This may be pre-installed on a pipeline end termination (PLET), which is then transported and installed offshore on the end of the pipeline, lowered onto the seabed and connected to a manifold, or riser via a short tie-in spool. A misalignment flange may be included. This is designed to minimize end expansion, external forces, and bending movements acting on it. Alternatively, a direct tie-in (without a PLET and short tie-in spool) is also feasible, with the use of a suitable subsea installation guide.

In the direct tie-in method, SliPIPEs have to be locked to restrict any uncontrolled movement and the lock released before tie-in. SliPIPE must be designed to have at least the same capacity as the adjacent linepipe, which has already been designed to resist the maximum tensile forces and bending movements.
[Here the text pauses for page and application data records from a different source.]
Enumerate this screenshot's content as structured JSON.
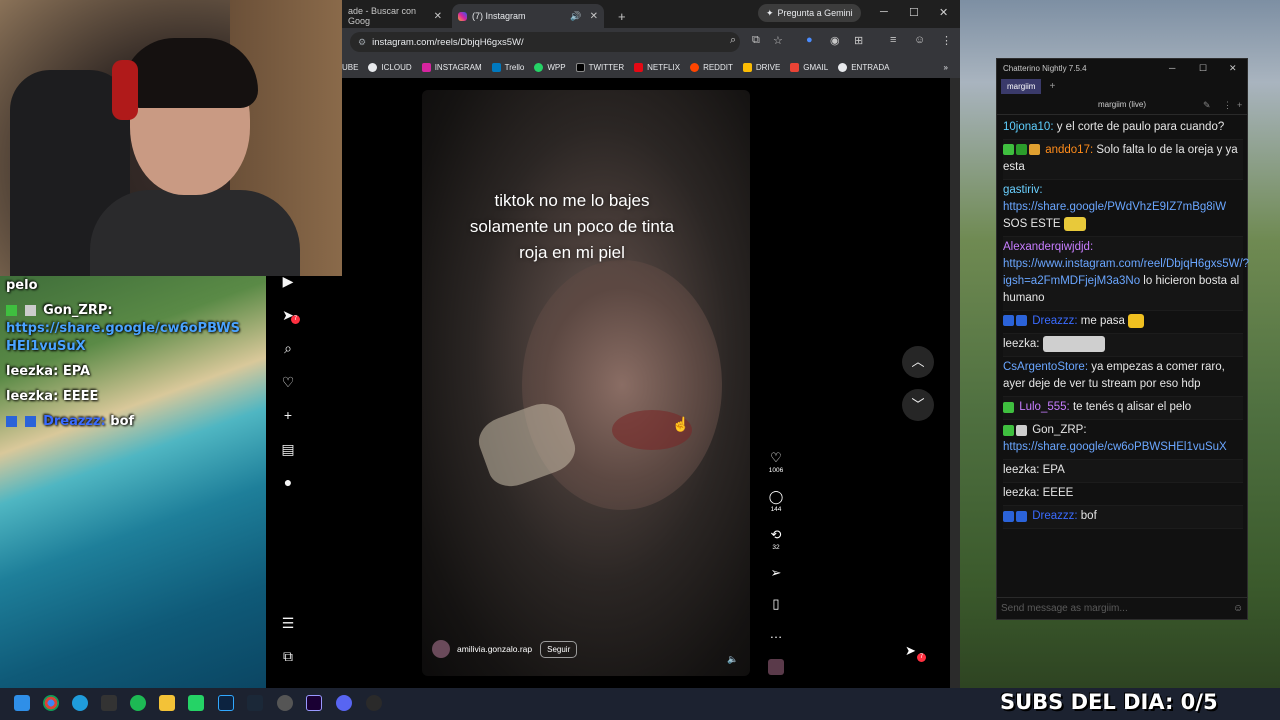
{
  "browser": {
    "tabs": [
      {
        "label": "ade - Buscar con Goog",
        "active": false
      },
      {
        "label": "(7) Instagram",
        "active": true
      }
    ],
    "gemini_label": "Pregunta a Gemini",
    "url": "instagram.com/reels/DbjqH6gxs5W/",
    "bookmarks": [
      "UBE",
      "ICLOUD",
      "INSTAGRAM",
      "Trello",
      "WPP",
      "TWITTER",
      "NETFLIX",
      "REDDIT",
      "DRIVE",
      "GMAIL",
      "ENTRADA"
    ]
  },
  "instagram": {
    "nav_badge": "7",
    "caption_lines": [
      "tiktok no me lo bajes",
      "solamente un poco de tinta",
      "roja en mi piel"
    ],
    "username": "amilivia.gonzalo.rap",
    "follow_label": "Seguir",
    "likes": "1006",
    "comments": "144",
    "reposts": "32",
    "dm_badge": "7"
  },
  "overlay_chat": {
    "lines": [
      {
        "text": "pelo"
      },
      {
        "user": "Gon_ZRP:",
        "text": ""
      },
      {
        "link": "https://share.google/cw6oPBWS HEl1vuSuX"
      },
      {
        "user": "leezka:",
        "text": "EPA"
      },
      {
        "user": "leezka:",
        "text": "EEEE"
      },
      {
        "user": "Dreazzz:",
        "text": "bof"
      }
    ]
  },
  "chatterino": {
    "title": "Chatterino Nightly 7.5.4",
    "tab": "margiim",
    "channel_header": "margiim (live)",
    "messages": [
      {
        "user": "10jona10:",
        "user_color": "#5fd0ff",
        "text": "y el corte de paulo para cuando?"
      },
      {
        "user": "anddo17:",
        "user_color": "#ff8c1a",
        "text": "Solo falta lo de la oreja y ya esta"
      },
      {
        "user": "gastiriv:",
        "user_color": "#6ad0ff",
        "link": "https://share.google/PWdVhzE9IZ7mBg8iW",
        "text": "SOS ESTE"
      },
      {
        "user": "Alexanderqiwjdjd:",
        "user_color": "#c77dff",
        "link": "https://www.instagram.com/reel/DbjqH6gxs5W/?igsh=a2FmMDFjejM3a3No",
        "text": "lo hicieron bosta al humano"
      },
      {
        "user": "Dreazzz:",
        "user_color": "#3a6bff",
        "text": "me pasa"
      },
      {
        "user": "leezka:",
        "user_color": "#ffffff",
        "text": ""
      },
      {
        "user": "CsArgentoStore:",
        "user_color": "#6aa6ff",
        "text": "ya empezas a comer raro, ayer deje de ver tu stream por eso hdp"
      },
      {
        "user": "Lulo_555:",
        "user_color": "#c77dff",
        "text": "te tenés q alisar el pelo"
      },
      {
        "user": "Gon_ZRP:",
        "user_color": "#ffffff",
        "link": "https://share.google/cw6oPBWSHEl1vuSuX",
        "text": ""
      },
      {
        "user": "leezka:",
        "user_color": "#ffffff",
        "text": "EPA"
      },
      {
        "user": "leezka:",
        "user_color": "#ffffff",
        "text": "EEEE"
      },
      {
        "user": "Dreazzz:",
        "user_color": "#3a6bff",
        "text": "bof"
      }
    ],
    "input_placeholder": "Send message as margiim..."
  },
  "overlay_subs": "SUBS DEL DIA: 0/5"
}
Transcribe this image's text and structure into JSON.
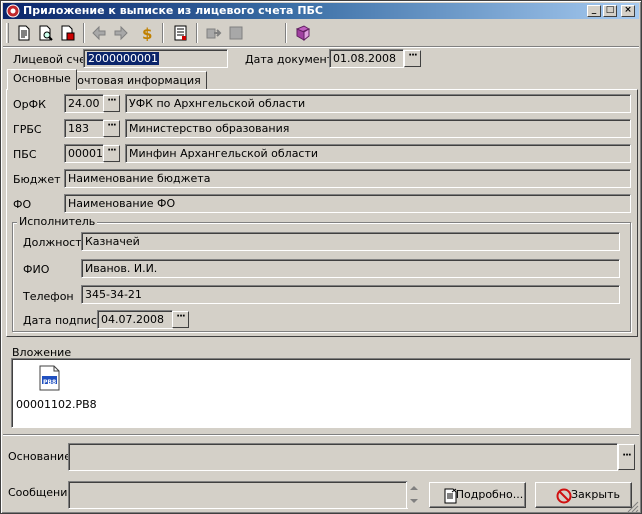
{
  "window": {
    "title": "Приложение к выписке из лицевого счета ПБС",
    "min_label": "_",
    "max_label": "□",
    "close_label": "×"
  },
  "toolbar": {
    "icons": [
      "new-doc-icon",
      "preview-icon",
      "copy-doc-icon",
      "dollar-icon",
      "back-arrow-icon",
      "forward-arrow-icon",
      "form-icon",
      "export-icon",
      "stop-icon",
      "book-icon"
    ]
  },
  "header": {
    "account_label": "Лицевой счет",
    "account_value": "2000000001",
    "docdate_label": "Дата документа",
    "docdate_value": "01.08.2008"
  },
  "tabs": [
    "Основные",
    "Почтовая информация"
  ],
  "main": {
    "orfk_label": "ОрФК",
    "orfk_code": "24.00",
    "orfk_name": "УФК по Архнгельской области",
    "grbs_label": "ГРБС",
    "grbs_code": "183",
    "grbs_name": "Министерство образования",
    "pbs_label": "ПБС",
    "pbs_code": "00001",
    "pbs_name": "Минфин Архангельской области",
    "budget_label": "Бюджет",
    "budget_value": "Наименование бюджета",
    "fo_label": "ФО",
    "fo_value": "Наименование ФО"
  },
  "executor": {
    "group_title": "Исполнитель",
    "position_label": "Должность",
    "position_value": "Казначей",
    "fio_label": "ФИО",
    "fio_value": "Иванов. И.И.",
    "phone_label": "Телефон",
    "phone_value": "345-34-21",
    "signdate_label": "Дата подписи",
    "signdate_value": "04.07.2008"
  },
  "attachment": {
    "label": "Вложение",
    "file_name": "00001102.PB8",
    "file_icon_text": "PB8"
  },
  "footer": {
    "basis_label": "Основание",
    "basis_value": "",
    "message_label": "Сообщение",
    "message_value": "",
    "details_button": "Подробно...",
    "close_button": "Закрыть"
  },
  "dots_label": "···"
}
As a relatively simple yet effective alternative to traditional giant tie-in spools and expensive post-installation subsea intervention, analysis shows SliPIPE could potentially offer cost savings in material and offshore installation.

In constructing this concept, DNV GL has taken into account comments from industry and academia to address and overcome challenges around this issue, and is determined to further develop the SliPIPE technology through to commercialization and deployment. OE

Chia Chor Yew is head of department, subsea, structures and pipelines, DNV GL Singapore. He has 31 years’ experience in structural, civil and pipeline engineering, mainly related to the offshore and marine industry. He has a BSc and MSc in civil engineering from the National University of Singapore.